According to VantageScore report on how credit behaviors affect your credit score, those with a low credit score may see a credit score bump of 5 to 10 points every month you use responsible credit behavior such as making on-time payments. And, you may see larger jumps of 35 to 50 points or even more if your score was low because of high credit utilization and you make a large lump sum payment to one of your cards and keep the balance low.
You cannot pay down your debt on your own and you continue falling further and further behind. “It makes sense to file bankruptcy when you can no longer keep up with your bills,” said Leslie H. Tayne, a debt resolution attorney and founder of Tayne Law Group, based in Melville, N.Y. “If commercial creditors are breathing down your neck or if you are in danger of losing your home, it may then make sense to file bankruptcy.”
I applied at my bank and at a credit union and both declined me. My credit score was provided with a fair rating but then the reason was that the amount of debt between us was too high, roughly 10k. Therefore they wanted to see more effort put in first. We were told to reapply again in a few months time when we had that under control. My payments were always on time and so I dont know how I am suppose to show effort if that amount of debt is always going to be the same due to interest. Hope that made sense.
The credit union is probably taking all your debt into consideration, not just the mortgage. And with a personal loan, new mortgage, credit cards, car loan and student loan, it sounds like you have quite a few bills you’re handling. It’s understandable you want to get your interest rates down, though, and it’s good you’re trying to be proactive about the process. Just because one lender turned you down doesn’t mean they all will. But you do want to be careful about applying for loans with multiple lenders as the inquiries can impact your scores. You might want to try one of the other options mentioned in the article before you give up. If you get turned down by multiple lenders, though, then you may want to at least talk with a credit counselor to see if they have suggestions.

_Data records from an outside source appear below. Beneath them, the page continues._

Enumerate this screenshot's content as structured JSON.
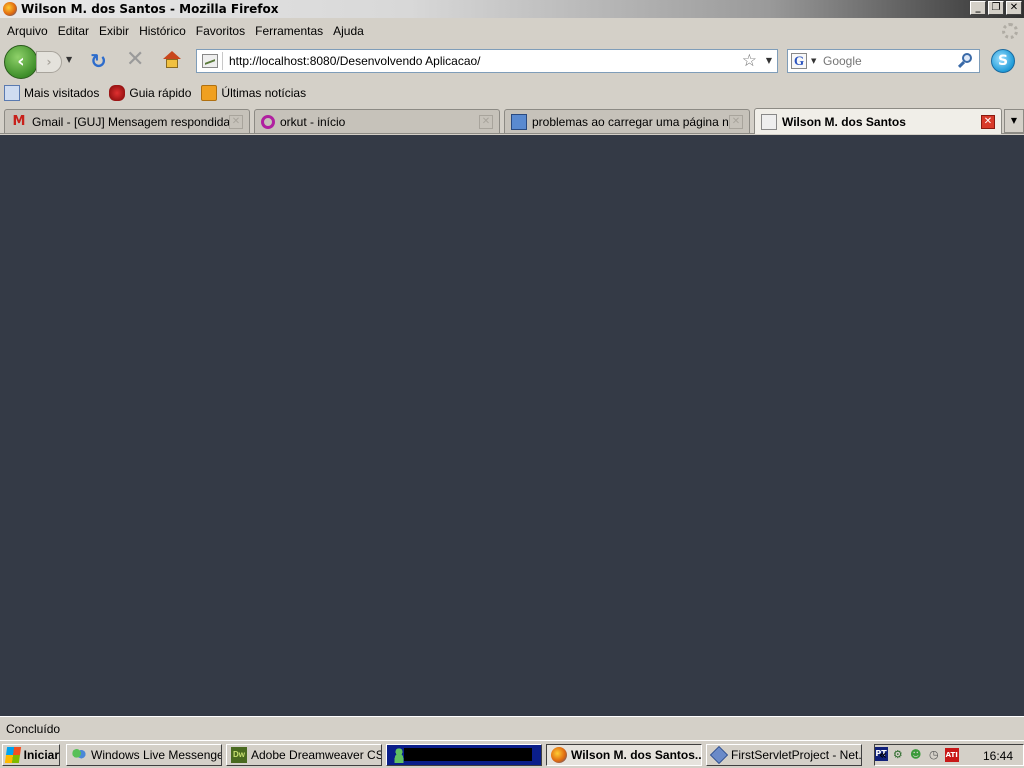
{
  "window": {
    "title": "Wilson M. dos Santos - Mozilla Firefox",
    "buttons": {
      "minimize": "_",
      "maximize": "❐",
      "close": "✕"
    }
  },
  "menu": [
    "Arquivo",
    "Editar",
    "Exibir",
    "Histórico",
    "Favoritos",
    "Ferramentas",
    "Ajuda"
  ],
  "nav": {
    "url": "http://localhost:8080/Desenvolvendo Aplicacao/",
    "search_placeholder": "Google",
    "search_engine_letter": "G"
  },
  "bookmarks": [
    "Mais visitados",
    "Guia rápido",
    "Últimas notícias"
  ],
  "tabs": [
    {
      "label": "Gmail - [GUJ] Mensagem respondida: pr...",
      "favicon": "gmail-icon",
      "active": false
    },
    {
      "label": "orkut - início",
      "favicon": "orkut-icon",
      "active": false
    },
    {
      "label": "problemas ao carregar uma página no t...",
      "favicon": "guj-icon",
      "active": false
    },
    {
      "label": "Wilson M. dos Santos",
      "favicon": "image-icon",
      "active": true
    }
  ],
  "content": {
    "background": "#343a46"
  },
  "status": {
    "text": "Concluído"
  },
  "taskbar": {
    "start_label": "Iniciar",
    "tasks": [
      {
        "label": "Windows Live Messenger",
        "icon": "messenger-icon"
      },
      {
        "label": "Adobe Dreamweaver CS...",
        "icon": "dreamweaver-icon"
      },
      {
        "label": "",
        "icon": "contact-icon"
      },
      {
        "label": "Wilson M. dos Santos...",
        "icon": "firefox-icon",
        "active": true
      },
      {
        "label": "FirstServletProject - Net...",
        "icon": "netbeans-icon"
      }
    ],
    "language": "PT",
    "clock": "16:44"
  }
}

If you recognize the account but believe the information being reported is not correct, you should reach out directly to the financial institution that reported the information. For example, if you recognize the credit card, but do not recognize the late payment - speak with the credit card company. Often the bank or credit card company can fix the issue and update the credit bureaus directly.